If a line in the data below contains the word "section", copy it out.
(SUPPLIED DATA Opens)
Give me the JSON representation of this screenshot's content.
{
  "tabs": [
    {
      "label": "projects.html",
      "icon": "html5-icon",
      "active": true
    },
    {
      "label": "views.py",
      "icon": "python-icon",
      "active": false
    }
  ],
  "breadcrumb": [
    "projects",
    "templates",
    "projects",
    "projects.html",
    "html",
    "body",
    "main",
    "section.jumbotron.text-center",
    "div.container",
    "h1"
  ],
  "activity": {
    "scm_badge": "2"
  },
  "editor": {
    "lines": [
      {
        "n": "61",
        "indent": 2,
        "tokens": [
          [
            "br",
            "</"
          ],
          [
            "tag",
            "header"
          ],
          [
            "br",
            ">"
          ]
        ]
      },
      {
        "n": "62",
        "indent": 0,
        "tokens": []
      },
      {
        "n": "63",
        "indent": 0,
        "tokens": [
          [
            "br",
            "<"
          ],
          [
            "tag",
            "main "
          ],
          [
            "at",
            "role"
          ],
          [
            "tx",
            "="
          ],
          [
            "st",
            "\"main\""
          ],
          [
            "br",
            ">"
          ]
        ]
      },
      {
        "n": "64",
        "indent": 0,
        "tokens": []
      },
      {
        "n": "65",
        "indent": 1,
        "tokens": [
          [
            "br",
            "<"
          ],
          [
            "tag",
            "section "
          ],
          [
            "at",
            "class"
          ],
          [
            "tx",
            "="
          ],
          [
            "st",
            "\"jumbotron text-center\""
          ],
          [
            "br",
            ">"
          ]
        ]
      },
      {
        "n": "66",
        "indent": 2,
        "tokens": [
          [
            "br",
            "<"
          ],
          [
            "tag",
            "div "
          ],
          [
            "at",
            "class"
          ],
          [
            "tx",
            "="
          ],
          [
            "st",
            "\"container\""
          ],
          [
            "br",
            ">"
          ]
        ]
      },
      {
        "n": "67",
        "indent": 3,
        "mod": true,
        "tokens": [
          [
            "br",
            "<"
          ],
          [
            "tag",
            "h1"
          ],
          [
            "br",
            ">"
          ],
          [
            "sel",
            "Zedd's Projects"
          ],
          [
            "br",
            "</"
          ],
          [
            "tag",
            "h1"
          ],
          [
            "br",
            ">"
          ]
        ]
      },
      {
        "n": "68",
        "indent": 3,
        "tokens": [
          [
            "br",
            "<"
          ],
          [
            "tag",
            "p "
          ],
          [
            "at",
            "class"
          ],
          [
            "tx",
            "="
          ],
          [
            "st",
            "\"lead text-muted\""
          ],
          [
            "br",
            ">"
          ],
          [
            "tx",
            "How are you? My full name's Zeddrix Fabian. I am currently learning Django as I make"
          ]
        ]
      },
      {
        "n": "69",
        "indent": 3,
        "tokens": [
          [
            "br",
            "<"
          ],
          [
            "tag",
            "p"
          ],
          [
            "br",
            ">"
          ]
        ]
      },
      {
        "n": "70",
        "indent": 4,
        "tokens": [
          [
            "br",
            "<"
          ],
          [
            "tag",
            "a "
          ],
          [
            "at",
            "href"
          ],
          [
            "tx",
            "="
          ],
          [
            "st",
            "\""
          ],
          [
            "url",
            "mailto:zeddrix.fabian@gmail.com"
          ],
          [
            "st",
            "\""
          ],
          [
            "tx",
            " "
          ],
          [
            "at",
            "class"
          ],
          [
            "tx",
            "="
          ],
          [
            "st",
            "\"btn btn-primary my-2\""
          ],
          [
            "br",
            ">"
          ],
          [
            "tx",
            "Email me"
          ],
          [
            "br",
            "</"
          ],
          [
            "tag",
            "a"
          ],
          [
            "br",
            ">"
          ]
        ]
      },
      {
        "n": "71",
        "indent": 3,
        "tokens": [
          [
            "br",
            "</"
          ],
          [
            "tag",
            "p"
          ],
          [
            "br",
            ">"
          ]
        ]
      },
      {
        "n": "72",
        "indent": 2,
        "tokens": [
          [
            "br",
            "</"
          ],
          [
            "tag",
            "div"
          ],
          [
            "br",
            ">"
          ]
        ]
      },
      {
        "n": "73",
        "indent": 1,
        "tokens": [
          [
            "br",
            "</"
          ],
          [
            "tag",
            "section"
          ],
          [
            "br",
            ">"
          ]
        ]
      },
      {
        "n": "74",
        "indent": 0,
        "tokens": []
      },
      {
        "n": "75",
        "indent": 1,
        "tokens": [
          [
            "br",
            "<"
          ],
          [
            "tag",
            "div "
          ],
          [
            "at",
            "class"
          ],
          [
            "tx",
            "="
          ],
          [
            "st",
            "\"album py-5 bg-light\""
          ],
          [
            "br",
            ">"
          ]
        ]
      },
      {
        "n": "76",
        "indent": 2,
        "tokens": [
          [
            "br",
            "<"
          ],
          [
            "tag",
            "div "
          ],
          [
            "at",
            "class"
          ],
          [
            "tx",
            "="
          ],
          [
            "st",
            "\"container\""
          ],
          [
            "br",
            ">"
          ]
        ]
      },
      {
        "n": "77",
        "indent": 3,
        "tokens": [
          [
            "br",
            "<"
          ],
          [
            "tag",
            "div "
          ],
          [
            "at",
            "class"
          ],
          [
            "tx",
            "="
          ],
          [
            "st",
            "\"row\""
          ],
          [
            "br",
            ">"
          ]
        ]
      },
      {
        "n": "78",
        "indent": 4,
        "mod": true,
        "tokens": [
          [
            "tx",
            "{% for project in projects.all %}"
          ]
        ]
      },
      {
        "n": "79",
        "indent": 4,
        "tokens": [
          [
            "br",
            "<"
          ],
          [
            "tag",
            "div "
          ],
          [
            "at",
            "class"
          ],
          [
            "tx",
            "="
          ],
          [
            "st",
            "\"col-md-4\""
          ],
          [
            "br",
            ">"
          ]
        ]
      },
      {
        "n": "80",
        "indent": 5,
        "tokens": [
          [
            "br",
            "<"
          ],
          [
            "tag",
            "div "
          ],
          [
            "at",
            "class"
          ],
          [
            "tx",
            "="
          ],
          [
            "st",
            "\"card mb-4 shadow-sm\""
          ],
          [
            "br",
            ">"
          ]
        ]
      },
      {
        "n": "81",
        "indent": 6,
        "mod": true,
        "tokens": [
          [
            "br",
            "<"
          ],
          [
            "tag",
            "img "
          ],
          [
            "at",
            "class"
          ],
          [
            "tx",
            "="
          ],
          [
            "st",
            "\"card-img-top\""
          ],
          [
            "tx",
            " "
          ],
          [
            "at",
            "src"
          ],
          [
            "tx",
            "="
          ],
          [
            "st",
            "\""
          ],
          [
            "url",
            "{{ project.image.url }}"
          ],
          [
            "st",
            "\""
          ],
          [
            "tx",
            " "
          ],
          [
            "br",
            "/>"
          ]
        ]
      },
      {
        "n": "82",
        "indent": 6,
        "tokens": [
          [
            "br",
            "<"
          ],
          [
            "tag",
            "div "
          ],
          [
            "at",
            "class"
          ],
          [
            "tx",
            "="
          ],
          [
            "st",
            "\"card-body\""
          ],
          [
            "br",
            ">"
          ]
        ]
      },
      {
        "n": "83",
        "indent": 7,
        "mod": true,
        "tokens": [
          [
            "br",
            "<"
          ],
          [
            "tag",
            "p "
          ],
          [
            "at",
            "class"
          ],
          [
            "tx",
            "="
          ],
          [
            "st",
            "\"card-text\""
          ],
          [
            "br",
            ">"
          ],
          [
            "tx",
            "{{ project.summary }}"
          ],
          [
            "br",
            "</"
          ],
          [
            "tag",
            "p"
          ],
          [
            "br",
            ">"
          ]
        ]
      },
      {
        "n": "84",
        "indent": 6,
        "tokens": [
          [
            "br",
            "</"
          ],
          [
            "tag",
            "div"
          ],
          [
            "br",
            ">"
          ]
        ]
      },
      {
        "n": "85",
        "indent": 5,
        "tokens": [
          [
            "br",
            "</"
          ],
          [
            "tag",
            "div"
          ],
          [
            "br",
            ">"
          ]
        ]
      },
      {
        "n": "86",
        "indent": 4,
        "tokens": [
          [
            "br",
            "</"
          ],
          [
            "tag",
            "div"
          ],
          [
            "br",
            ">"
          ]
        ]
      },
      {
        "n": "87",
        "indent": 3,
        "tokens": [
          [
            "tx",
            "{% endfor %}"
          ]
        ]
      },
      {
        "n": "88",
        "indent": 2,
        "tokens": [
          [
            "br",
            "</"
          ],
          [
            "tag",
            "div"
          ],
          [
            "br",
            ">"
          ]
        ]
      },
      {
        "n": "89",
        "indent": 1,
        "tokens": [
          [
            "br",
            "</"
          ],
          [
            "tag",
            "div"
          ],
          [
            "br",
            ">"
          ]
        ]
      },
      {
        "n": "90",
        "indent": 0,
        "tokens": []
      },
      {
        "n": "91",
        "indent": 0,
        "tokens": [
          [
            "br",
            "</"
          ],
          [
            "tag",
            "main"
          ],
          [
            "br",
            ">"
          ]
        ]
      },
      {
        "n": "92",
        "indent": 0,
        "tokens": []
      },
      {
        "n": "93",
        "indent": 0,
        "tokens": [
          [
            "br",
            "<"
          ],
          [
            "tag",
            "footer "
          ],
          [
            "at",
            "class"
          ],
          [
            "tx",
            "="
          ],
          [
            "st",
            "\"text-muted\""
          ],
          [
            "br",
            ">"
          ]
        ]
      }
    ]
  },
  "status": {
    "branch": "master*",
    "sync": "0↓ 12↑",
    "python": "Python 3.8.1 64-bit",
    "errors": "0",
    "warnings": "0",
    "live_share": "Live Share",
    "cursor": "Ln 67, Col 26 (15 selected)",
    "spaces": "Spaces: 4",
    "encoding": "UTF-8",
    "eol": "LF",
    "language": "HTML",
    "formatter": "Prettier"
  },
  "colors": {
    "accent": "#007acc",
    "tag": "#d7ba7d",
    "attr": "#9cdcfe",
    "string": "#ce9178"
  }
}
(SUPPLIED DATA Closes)
▶ _WRITTEN SOLUTION_
    "section.jumbotron.text-center",
            "section "
            "section"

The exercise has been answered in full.